The Texas Medical Board objected to Teladoc’s operation in that state. The board says that it was adopting a rule that would take effect on June 3 requiring that doctors first meet in person with the patient before writing a prescription, according to an article in the Dallas Morning News.² Teladoc filed a lawsuit against the Board in May, alleging the Board was trying to stifle competition. The Texas Tribune reported recently that although the suit is still in the courts, a U.S. District judge has issued a temporary injunction against the rule taking effect until the lawsuit is settled.³
The American Medical Association adopted a new telemedicine policy at its annual meeting last year.4 The new policy, according to AMA President Robert M. Wah, MD, establishes the foundation for physicians to use telemedicine to “help maintain an ongoing relationship with their patients, and as a means to enhance follow-up care, better coordinate care and manage chronic conditions.”
The policy calls for a physician to be licensed within the state where the patient is receiving services and that a valid patient–physician relationship be established before delivery of telemedicine services. This relationship should be established by a face-to-face examination “if the face-to-face encounter would otherwise be required in the provision of the same service not delivered via telemedicine,” or through a consultation with another physician who has an ongoing patient–physician relationship with the patient.
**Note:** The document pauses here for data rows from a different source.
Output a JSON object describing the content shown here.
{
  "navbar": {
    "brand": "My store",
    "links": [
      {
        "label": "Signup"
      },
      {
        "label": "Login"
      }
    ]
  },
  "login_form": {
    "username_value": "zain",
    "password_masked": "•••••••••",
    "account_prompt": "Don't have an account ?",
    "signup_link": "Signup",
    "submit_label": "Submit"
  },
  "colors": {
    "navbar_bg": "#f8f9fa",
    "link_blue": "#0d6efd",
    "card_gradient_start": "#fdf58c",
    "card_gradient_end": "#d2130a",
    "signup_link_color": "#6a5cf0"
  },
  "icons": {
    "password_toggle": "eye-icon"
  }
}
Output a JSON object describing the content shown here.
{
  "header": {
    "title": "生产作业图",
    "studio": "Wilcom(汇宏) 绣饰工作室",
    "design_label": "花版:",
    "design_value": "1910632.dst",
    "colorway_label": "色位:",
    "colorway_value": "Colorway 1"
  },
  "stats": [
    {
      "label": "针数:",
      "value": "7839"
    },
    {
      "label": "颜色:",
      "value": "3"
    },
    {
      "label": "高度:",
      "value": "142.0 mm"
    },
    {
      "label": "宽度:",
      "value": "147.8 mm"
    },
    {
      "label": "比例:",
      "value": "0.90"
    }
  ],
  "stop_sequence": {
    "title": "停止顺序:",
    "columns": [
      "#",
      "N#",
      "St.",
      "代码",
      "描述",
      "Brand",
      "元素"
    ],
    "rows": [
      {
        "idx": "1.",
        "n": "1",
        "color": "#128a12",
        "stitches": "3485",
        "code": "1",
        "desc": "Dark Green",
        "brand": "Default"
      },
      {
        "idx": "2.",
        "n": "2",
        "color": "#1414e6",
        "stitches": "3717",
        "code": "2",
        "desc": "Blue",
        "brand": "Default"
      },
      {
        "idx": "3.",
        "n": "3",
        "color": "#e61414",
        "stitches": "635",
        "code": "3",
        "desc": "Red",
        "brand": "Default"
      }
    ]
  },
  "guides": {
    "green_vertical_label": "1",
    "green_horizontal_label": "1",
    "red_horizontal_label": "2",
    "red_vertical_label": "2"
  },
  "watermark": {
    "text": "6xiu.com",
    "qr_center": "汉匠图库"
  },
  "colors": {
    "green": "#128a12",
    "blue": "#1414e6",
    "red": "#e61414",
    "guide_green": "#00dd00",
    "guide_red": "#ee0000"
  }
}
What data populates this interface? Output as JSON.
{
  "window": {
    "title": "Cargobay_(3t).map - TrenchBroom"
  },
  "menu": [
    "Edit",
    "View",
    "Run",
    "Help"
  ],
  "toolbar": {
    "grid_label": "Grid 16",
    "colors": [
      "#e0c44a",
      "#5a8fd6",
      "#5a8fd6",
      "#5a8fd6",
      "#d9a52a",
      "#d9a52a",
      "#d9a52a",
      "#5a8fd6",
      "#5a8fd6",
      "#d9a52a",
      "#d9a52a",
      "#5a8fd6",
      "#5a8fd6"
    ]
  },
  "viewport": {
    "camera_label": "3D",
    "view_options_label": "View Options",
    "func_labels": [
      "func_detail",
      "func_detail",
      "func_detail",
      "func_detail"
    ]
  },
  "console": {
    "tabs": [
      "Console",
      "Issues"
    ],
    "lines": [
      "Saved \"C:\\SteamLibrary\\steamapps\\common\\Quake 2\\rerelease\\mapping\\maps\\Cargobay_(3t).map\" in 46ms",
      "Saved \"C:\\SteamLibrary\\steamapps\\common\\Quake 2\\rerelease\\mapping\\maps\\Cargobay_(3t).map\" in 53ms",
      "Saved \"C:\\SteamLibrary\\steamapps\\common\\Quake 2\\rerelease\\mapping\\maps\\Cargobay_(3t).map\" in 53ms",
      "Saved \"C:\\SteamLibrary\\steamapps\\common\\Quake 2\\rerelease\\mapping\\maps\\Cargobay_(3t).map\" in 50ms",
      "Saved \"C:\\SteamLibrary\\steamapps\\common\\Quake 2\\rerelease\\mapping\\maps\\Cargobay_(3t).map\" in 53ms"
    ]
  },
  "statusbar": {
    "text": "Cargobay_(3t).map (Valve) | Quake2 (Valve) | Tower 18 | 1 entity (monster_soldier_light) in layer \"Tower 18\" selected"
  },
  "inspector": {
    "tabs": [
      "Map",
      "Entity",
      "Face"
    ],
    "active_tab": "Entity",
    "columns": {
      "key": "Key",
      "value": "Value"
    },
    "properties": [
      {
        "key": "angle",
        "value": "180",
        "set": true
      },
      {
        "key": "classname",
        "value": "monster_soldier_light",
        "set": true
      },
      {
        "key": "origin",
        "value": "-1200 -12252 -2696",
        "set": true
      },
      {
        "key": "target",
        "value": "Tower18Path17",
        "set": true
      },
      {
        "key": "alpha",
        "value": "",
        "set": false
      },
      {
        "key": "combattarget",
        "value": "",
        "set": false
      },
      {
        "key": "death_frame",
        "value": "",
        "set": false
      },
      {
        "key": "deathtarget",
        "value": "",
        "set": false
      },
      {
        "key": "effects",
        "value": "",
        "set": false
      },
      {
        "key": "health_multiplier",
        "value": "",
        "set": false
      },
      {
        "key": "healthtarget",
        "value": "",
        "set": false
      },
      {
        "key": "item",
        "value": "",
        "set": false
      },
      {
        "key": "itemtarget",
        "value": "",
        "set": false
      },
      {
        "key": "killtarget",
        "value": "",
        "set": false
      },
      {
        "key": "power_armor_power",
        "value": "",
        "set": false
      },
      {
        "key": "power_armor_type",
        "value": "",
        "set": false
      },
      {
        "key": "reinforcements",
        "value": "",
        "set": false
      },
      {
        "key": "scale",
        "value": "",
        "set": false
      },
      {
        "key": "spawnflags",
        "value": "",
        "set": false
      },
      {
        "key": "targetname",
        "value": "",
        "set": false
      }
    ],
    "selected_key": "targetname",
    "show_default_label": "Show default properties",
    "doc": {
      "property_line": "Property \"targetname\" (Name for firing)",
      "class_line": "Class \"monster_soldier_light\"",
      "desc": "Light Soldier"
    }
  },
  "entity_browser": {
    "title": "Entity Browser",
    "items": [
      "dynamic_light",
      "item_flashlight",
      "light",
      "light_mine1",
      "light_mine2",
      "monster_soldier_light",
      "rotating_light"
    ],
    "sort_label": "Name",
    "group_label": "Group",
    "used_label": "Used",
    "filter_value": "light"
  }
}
A Cato Institute report by Simon Lester, published in March, outlines barriers to telemedicine in the U.S., including the requirement for licensing in the state where the doctor practices medicine and in the state where the patient is located.5 “With doctors and nurses providing medical advice online, the idea that their advice can or should be restricted to people within their borders seems arbitrary,” Mr. Lester wrote.